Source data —
-- Opening Marker --

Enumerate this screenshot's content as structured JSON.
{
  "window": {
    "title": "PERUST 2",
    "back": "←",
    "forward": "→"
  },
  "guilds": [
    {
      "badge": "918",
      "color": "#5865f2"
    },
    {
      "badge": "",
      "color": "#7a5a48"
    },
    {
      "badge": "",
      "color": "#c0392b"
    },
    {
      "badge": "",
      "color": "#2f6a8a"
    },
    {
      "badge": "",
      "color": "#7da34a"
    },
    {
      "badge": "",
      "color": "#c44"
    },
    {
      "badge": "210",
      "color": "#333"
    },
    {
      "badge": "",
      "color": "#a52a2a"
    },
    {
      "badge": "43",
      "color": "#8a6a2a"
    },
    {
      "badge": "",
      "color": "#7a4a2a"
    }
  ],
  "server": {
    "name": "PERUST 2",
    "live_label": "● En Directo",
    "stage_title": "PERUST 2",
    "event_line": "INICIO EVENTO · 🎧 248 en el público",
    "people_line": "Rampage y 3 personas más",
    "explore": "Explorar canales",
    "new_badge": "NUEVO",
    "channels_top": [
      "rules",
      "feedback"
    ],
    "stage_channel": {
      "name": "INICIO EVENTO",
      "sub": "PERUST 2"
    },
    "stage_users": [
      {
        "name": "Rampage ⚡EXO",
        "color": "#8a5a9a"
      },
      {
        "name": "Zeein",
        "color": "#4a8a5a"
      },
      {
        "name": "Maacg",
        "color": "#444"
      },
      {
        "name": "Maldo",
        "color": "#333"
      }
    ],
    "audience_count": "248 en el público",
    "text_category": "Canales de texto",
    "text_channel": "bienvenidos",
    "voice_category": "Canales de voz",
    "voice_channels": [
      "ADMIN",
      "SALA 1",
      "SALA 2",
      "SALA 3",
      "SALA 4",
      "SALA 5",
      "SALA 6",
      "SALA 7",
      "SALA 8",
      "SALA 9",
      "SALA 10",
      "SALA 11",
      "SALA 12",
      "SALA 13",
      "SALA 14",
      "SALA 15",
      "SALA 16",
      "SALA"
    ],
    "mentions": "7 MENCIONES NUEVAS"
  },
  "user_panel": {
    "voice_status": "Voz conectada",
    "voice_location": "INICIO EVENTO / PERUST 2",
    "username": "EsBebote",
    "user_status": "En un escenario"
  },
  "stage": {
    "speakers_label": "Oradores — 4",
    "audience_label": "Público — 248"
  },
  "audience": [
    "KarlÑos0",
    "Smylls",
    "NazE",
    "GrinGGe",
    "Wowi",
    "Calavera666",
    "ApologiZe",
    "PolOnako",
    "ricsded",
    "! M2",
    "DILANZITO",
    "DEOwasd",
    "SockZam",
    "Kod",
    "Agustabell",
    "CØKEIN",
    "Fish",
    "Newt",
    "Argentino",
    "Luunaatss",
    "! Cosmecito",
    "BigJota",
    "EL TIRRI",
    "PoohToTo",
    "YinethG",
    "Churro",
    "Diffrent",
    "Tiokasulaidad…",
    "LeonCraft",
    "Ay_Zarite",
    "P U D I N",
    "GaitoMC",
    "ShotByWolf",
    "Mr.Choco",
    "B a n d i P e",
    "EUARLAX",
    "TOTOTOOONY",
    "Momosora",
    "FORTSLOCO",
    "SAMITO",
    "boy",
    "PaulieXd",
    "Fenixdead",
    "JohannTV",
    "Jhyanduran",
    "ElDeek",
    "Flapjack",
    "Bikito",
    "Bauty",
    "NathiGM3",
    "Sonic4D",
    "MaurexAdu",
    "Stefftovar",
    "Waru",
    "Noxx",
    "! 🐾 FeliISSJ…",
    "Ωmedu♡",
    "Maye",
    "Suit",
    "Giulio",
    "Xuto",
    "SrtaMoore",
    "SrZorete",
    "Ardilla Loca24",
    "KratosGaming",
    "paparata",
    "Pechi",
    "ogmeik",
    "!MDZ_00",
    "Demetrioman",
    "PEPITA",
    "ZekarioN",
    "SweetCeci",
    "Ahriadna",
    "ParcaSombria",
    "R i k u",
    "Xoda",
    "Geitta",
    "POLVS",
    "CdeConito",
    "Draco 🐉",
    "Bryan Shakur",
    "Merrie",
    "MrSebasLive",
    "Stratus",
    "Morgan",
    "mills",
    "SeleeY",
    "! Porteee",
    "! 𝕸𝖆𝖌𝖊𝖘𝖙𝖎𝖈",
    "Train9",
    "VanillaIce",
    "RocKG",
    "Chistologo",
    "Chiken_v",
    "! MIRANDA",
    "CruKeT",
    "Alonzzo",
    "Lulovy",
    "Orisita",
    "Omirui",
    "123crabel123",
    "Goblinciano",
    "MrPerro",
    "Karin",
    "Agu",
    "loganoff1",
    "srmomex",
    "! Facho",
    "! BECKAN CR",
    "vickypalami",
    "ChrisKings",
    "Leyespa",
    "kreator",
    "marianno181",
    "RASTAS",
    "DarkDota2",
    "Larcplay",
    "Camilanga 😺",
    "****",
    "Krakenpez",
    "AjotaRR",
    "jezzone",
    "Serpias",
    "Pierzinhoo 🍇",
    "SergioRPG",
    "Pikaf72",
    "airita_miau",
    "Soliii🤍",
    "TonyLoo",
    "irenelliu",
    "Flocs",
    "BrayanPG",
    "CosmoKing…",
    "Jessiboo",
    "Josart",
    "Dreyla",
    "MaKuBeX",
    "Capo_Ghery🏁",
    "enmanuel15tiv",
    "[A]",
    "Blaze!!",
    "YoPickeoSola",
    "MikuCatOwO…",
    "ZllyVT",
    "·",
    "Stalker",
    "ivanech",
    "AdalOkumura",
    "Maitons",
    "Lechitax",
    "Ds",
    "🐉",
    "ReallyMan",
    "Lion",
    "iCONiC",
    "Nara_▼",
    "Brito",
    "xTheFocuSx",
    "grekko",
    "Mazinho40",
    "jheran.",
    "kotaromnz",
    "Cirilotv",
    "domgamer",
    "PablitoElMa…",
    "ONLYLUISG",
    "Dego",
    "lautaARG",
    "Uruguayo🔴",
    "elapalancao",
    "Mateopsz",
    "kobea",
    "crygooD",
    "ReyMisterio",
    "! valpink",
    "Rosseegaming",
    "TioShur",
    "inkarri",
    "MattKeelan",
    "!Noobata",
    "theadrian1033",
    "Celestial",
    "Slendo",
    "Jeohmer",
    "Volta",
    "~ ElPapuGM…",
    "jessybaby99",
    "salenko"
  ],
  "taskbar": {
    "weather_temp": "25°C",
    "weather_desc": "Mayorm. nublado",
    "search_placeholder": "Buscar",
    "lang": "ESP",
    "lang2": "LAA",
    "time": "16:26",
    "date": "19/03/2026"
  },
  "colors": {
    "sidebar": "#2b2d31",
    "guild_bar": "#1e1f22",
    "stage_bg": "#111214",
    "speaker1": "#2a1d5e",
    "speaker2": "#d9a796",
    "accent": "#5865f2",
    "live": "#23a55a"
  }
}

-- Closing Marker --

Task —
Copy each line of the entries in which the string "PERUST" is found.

Expected answer —
    "title": "PERUST 2",
    "name": "PERUST 2",
    "stage_title": "PERUST 2",
      "sub": "PERUST 2"
    "voice_location": "INICIO EVENTO / PERUST 2",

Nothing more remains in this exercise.